  • Learning about Debt Crises
    The European debt crisis presents a challenge to our understanding of the relationship between government bond yields and economic fundamentals. I argue that information frictions are an important missing element, and support that claim with empirical evidence on the evolution of GDP forecast errors in years 2008-2014. I build a quantitative model of sovereign default where output features rare disaster risk and agents learn about its realizations. Debt crises coincide with economic depressions and develop gradually, while markets update their expectations about future income. Calibrated to Portuguese economy, the model replicates the comovement of bond spreads and output before and after 2008.
  • Pay What Your Dad Paid: Commitment and Price Rigidity in the Market for Life Insurance, joint work with Pei Cheng Yu

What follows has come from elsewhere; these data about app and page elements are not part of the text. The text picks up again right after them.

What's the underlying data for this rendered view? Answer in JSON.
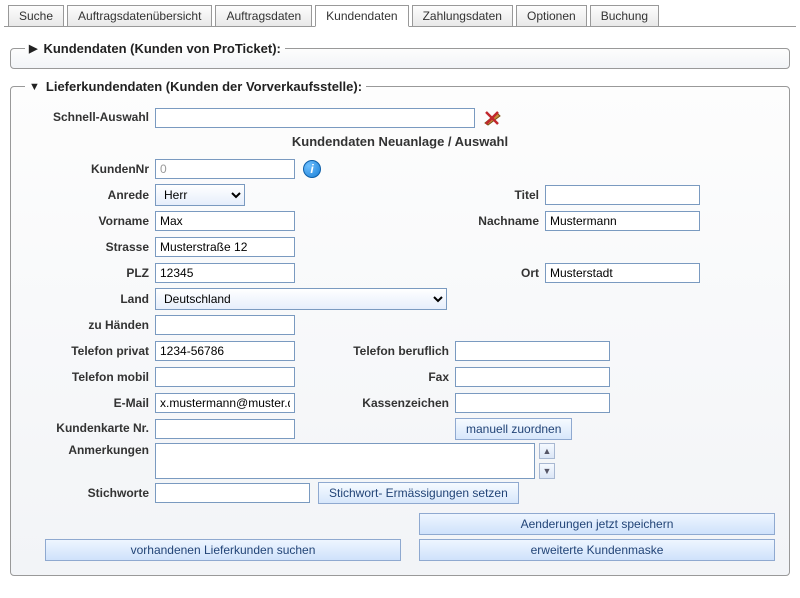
{
  "tabs": {
    "items": [
      {
        "label": "Suche"
      },
      {
        "label": "Auftragsdatenübersicht"
      },
      {
        "label": "Auftragsdaten"
      },
      {
        "label": "Kundendaten"
      },
      {
        "label": "Zahlungsdaten"
      },
      {
        "label": "Optionen"
      },
      {
        "label": "Buchung"
      }
    ],
    "active_index": 3
  },
  "section_top": {
    "title": "Kundendaten (Kunden von ProTicket):"
  },
  "section_main": {
    "title": "Lieferkundendaten (Kunden der Vorverkaufsstelle):",
    "heading": "Kundendaten Neuanlage / Auswahl",
    "labels": {
      "schnellauswahl": "Schnell-Auswahl",
      "kundennr": "KundenNr",
      "anrede": "Anrede",
      "titel": "Titel",
      "vorname": "Vorname",
      "nachname": "Nachname",
      "strasse": "Strasse",
      "plz": "PLZ",
      "ort": "Ort",
      "land": "Land",
      "zu_haenden": "zu Händen",
      "tel_privat": "Telefon privat",
      "tel_beruf": "Telefon beruflich",
      "tel_mobil": "Telefon mobil",
      "fax": "Fax",
      "email": "E-Mail",
      "kassenzeichen": "Kassenzeichen",
      "kundenkarte": "Kundenkarte Nr.",
      "anmerkungen": "Anmerkungen",
      "stichworte": "Stichworte"
    },
    "values": {
      "schnellauswahl": "",
      "kundennr": "0",
      "anrede": "Herr",
      "titel": "",
      "vorname": "Max",
      "nachname": "Mustermann",
      "strasse": "Musterstraße 12",
      "plz": "12345",
      "ort": "Musterstadt",
      "land": "Deutschland",
      "zu_haenden": "",
      "tel_privat": "1234-56786",
      "tel_beruf": "",
      "tel_mobil": "",
      "fax": "",
      "email": "x.mustermann@muster.de",
      "kassenzeichen": "",
      "kundenkarte": "",
      "anmerkungen": "",
      "stichworte": ""
    },
    "buttons": {
      "manuell_zuordnen": "manuell zuordnen",
      "stichwort_erm": "Stichwort- Ermässigungen setzen",
      "aenderungen_speichern": "Aenderungen jetzt speichern",
      "vorhandenen_suchen": "vorhandenen Lieferkunden suchen",
      "erweiterte_maske": "erweiterte Kundenmaske"
    }
  }
}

    Life insurance premiums have displayed a significant degree of rigidity over the past two decades. On average, prices took over 3 years to adjust and the magnitude of these one-time jumps exceeded 10%. This stands in sharp contrast with the dynamics of the corresponding marginal cost which exhibited considerable volatility since 1990 due to the movements in the interest and mortality rates. We build a model with consumer hold-up problem that captures these empirical findings. Price rigidity arises as an optimal response to the relationship-specific investment the consumers need to make before buying. The optimal contract takes the form of a simple cutoff rule: premiums are rigid for all cost realizations smaller than the threshold, and adjustments must be large and are only possible when cost realizations exceed it.

    Poster presented at 2014 North American Summer Meeting of the Econometric Society